Through Catholic Relief Services Rice Bowl, we journey with members of our human family around the world, and commit our Lenten prayers, fasting and almsgiving to deepening our faith and serving those in need. The Rice Bowl offers many ideas and weekly recipes.
* Here is a YouTube about the purpose of fasting.
You might want to try a carbon fast this Lent.
Find some very practical and refreshing ideas for your family Lent.
Here you can find 40 Lenten ideas from great authors.
Stations of the Cross
The Stations of the Cross are a favorite Lenten prayer. You can find the Stations of the cross in your church.
* Learn about the Stations of the Cross found in you church.
* Pray an electronic version of the Stations of the Cross.
This version of the stations of the cross for children is printable.
Here is a version of the Stations of the Cross to use for your own meditation at the computer.
Pretzels are a very old Lenten food. When early Christians would pray they would cross their arms touching each hand to the opposite shoulder. Pretzels are formed in that shape from the leftover dough that was used to make bread during Lent. Because people abstained from ALL meat and dairy products during Lent, they didn't use milk, eggs or butter in making their bread.
* View the history of the pretzel here
You can try shaping and baking your own pretzels using Pillsbury Soft Breadsticks from the refrigerated section of your grocery store.
Hot Cross Buns are a meaningful food for Holy Week.
Hot cross buns, a European stable on Good Friday, are made of sweet, spiced dough with icing shaped in the form of a cross. They are iced with the shape of a cross to symbolize Christ's suffering and crucifixion. The spiced dough reminds us of the spices used to prepare Jesus' body for the tomb.

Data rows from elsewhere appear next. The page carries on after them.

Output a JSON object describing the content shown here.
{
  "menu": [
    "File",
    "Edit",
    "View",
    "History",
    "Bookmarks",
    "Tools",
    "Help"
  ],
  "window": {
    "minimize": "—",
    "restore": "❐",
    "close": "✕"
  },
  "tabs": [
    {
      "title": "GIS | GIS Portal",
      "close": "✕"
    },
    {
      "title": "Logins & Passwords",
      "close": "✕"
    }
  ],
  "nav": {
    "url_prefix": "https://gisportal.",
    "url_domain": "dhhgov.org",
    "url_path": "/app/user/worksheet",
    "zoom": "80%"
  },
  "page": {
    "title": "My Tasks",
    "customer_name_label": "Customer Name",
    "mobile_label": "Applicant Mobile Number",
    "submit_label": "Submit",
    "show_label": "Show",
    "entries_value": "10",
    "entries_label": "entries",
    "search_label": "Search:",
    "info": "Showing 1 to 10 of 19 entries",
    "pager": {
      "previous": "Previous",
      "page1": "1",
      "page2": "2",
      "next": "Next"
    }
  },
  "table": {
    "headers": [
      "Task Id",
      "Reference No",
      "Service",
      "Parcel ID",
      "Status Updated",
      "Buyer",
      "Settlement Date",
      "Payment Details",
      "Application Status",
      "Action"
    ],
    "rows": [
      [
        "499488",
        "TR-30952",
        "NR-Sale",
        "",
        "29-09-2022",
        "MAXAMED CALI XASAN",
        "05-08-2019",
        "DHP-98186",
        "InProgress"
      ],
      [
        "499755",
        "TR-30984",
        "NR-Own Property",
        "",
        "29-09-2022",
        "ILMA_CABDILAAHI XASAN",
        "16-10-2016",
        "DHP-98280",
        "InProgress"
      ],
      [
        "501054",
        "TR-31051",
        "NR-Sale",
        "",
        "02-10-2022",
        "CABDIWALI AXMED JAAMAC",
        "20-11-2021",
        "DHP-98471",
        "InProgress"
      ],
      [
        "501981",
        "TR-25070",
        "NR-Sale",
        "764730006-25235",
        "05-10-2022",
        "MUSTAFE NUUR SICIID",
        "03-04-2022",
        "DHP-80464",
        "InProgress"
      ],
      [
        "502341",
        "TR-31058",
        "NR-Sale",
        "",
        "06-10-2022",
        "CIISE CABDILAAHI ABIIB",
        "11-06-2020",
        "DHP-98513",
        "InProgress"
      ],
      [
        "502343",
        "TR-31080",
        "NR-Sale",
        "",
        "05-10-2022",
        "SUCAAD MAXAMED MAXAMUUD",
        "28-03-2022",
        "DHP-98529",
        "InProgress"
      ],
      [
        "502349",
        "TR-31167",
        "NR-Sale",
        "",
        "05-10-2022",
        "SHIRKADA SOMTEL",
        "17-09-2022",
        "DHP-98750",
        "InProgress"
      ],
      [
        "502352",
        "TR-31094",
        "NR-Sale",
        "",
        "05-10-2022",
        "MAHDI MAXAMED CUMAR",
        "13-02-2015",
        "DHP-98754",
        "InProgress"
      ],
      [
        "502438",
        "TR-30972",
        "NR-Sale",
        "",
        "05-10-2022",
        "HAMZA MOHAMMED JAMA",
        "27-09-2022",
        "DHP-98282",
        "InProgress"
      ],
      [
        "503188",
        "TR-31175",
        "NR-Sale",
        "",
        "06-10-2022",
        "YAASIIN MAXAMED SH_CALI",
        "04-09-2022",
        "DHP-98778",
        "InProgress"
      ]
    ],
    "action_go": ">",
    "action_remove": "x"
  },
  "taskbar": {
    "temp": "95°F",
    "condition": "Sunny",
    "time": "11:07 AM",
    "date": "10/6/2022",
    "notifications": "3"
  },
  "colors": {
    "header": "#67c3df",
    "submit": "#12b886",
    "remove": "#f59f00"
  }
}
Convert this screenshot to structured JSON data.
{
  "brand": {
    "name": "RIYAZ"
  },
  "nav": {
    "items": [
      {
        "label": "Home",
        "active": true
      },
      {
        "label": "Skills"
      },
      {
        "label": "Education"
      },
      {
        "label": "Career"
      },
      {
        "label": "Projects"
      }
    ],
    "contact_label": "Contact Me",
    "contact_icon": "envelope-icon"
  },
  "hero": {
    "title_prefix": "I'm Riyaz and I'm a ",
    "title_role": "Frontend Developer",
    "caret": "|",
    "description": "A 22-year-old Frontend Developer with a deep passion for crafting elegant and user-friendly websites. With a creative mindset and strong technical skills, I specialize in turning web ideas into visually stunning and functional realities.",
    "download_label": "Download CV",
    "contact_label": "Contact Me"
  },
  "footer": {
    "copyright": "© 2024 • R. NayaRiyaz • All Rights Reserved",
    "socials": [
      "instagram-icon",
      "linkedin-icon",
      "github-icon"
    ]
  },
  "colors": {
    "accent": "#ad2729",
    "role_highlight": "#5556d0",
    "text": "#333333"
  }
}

Originally Hot Cross buns were only be baked and eaten on Good Friday. The buns were commonly distributed to the poor, and even considered a blessing against sickness and house fires. You can make your own using a recipe from the web or use your favorite scone recipe.
You can read about Hot Cross buns here.
Do you remember this childhood ditty? Hot cross buns. Hot cross buns.
One a penny, two a penny. Hot cross buns
If your daughter won't eat them give them to your son
One a penny, two a penny. Hot cross buns.
* Listen to the nursery rhyme.
A calendar is a good visual way to remind us of our Lenten journey and keep us mindful of the practices we have chosen to prepare ourselves for the Easter celebration. You can print off this calendar to use.
In Greece, Crete, Catalonia and other locations in Europe people use Lady Lent with seven feet to remind themselves to keep Lent. You can read about the traditions Lady Lent or print off a copy to color.
Catalonia - La Vella Quaresma carries a cod and a basket of vegetables.
Crete - Kyria Sarakosti has no mouth or ears and her hands are folded in prayer.